[Element data from apps and pages]
------------------------------------
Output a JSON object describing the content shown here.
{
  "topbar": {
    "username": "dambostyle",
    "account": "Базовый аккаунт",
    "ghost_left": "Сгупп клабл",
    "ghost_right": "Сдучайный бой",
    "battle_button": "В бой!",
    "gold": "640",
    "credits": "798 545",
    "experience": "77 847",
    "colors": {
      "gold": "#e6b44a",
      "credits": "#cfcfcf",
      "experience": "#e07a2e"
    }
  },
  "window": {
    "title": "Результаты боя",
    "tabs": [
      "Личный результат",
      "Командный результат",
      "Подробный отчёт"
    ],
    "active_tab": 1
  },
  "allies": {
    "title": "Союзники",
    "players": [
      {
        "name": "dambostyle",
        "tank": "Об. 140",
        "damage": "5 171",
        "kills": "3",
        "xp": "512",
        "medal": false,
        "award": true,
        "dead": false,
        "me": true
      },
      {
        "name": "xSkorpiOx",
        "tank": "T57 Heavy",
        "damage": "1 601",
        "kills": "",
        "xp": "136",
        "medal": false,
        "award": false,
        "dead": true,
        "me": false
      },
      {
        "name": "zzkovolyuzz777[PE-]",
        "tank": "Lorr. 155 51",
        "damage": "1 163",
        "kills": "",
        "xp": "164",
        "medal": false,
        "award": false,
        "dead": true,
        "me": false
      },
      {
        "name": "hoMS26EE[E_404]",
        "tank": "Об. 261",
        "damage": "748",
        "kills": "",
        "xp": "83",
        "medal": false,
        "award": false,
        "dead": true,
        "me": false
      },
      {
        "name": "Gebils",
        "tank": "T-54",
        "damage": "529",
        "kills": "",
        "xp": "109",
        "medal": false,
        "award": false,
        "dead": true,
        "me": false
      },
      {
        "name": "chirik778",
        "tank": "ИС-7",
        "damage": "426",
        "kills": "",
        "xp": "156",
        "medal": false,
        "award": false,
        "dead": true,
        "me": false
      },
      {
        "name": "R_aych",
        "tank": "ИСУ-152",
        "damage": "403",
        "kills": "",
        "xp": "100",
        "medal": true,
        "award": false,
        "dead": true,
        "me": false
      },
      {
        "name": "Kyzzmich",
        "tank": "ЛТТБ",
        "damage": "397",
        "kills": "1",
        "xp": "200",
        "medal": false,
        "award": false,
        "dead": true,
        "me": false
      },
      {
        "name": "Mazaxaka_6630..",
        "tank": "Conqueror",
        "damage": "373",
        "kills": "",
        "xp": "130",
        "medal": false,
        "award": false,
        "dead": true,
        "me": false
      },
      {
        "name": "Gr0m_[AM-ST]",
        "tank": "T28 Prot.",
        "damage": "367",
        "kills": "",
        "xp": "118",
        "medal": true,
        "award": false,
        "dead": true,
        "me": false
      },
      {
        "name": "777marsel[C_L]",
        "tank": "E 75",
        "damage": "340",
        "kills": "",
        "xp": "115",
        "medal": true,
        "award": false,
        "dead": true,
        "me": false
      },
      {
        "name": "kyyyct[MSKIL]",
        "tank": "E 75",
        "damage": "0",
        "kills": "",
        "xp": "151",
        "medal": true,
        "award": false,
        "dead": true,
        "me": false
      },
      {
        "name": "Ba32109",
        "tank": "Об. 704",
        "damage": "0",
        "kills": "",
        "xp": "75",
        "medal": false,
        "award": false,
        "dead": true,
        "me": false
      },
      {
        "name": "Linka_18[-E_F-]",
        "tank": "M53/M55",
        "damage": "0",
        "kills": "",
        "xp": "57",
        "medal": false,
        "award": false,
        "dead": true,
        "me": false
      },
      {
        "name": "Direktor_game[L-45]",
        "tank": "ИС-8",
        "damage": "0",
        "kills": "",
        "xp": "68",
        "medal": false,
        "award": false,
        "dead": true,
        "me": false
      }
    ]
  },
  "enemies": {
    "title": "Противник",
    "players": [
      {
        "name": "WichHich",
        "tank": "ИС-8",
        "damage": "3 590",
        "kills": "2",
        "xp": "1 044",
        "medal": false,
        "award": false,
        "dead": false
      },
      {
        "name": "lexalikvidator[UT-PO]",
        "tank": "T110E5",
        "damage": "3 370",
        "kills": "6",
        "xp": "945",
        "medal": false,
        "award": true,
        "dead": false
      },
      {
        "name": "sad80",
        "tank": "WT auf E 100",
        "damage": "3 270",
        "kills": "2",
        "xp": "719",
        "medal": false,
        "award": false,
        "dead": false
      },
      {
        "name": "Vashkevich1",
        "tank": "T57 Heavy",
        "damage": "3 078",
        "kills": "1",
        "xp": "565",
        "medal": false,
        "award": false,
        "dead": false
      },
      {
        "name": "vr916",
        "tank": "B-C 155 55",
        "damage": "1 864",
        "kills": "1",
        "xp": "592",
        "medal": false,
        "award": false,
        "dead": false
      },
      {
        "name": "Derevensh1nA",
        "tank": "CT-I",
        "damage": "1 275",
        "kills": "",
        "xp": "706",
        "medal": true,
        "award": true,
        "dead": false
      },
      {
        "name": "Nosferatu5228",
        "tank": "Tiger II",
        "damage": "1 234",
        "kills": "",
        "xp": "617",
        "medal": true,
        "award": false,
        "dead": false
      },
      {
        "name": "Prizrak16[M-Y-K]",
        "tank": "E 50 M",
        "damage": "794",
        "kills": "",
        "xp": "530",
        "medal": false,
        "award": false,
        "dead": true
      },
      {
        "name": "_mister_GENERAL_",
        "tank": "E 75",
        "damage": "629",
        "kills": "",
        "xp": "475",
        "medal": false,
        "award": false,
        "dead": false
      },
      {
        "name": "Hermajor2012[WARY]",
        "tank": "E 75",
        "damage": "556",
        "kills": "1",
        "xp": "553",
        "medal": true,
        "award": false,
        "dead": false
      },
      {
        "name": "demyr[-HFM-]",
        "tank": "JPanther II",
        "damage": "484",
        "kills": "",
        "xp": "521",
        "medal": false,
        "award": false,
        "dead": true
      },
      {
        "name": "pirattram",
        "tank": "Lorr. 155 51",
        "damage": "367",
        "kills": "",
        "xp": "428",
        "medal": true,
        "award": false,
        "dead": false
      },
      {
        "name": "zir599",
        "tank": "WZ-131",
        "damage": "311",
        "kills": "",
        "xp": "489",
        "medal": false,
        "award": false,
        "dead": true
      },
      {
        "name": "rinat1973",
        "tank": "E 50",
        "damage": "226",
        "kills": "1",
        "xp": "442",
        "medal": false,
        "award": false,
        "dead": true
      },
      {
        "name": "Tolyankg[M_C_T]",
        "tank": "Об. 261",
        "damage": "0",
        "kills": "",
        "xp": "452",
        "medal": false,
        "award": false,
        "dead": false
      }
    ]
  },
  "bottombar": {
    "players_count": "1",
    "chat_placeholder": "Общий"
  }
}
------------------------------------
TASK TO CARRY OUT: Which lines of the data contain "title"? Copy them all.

ANSWER FOR THE TASK:
    "title": "Результаты боя",
    "title": "Союзники",
    "title": "Противник",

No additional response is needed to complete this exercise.